There hasn’t been a student enrolled at The Kennedy School since 1979, but the tidy campus tucked into the corner of a Northeast Portland neighborhood is alive with activity year-round. The 1915 Spanish-style school building was converted to a hotel complex in 1997 by Oregon’s McMenamin brothers, after sitting empty and at risk of demolition for years.
With Philadelphia beginning to seriously consider what will become of dozens of former school buildings here, the Kennedy School and the McMenamins’ other adaptive reuse projects, ranging from grand hotels to small local churches, are worth a look.
A lesson in creative thinking
Neighbors had successfully campaigned to have the Kennedy School historically designated, but several attempts to find an appropriate redevelopment failed. The McMenamins, developers of hotels, brewpubs and entertainment venues in Oregon and Washington, won city approval for their proposal.
It took creative financing, but more importantly, creative thinking. As a result, The Kennedy School’s 57-room hotel may be not be the weirdest thing in Portland, but it is among the most unique.
The school remains a vital community gathering point by offering public meeting space and through events. The auditorium is now a movie theatre, with weekly matinees and infant-friendly showings; lectures and community events are held in the old library and classrooms; weddings happen in the former gymnasium.

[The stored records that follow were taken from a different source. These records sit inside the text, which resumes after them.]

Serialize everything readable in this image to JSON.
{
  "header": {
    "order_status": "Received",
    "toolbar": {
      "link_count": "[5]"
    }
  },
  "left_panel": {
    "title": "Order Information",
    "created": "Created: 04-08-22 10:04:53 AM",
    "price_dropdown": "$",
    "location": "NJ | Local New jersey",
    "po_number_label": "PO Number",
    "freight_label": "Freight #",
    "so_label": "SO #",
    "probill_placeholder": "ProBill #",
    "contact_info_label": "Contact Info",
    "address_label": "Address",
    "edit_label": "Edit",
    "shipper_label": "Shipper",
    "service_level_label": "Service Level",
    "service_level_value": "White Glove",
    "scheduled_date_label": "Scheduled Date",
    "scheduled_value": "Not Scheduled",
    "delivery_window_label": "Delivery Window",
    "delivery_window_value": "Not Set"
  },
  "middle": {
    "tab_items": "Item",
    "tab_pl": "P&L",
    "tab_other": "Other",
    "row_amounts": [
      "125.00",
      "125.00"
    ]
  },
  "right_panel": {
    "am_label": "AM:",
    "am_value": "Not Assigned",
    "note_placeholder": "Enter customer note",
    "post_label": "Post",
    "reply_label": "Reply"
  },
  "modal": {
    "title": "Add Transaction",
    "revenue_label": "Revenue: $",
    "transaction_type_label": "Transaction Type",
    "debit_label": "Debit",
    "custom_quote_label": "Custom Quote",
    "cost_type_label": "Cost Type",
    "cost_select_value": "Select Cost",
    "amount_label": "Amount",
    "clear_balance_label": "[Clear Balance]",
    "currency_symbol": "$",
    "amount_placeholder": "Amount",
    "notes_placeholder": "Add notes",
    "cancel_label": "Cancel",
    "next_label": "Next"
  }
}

Read the rest of this great article via From Portland, cues for Philly school-building reuse — NewsWorks.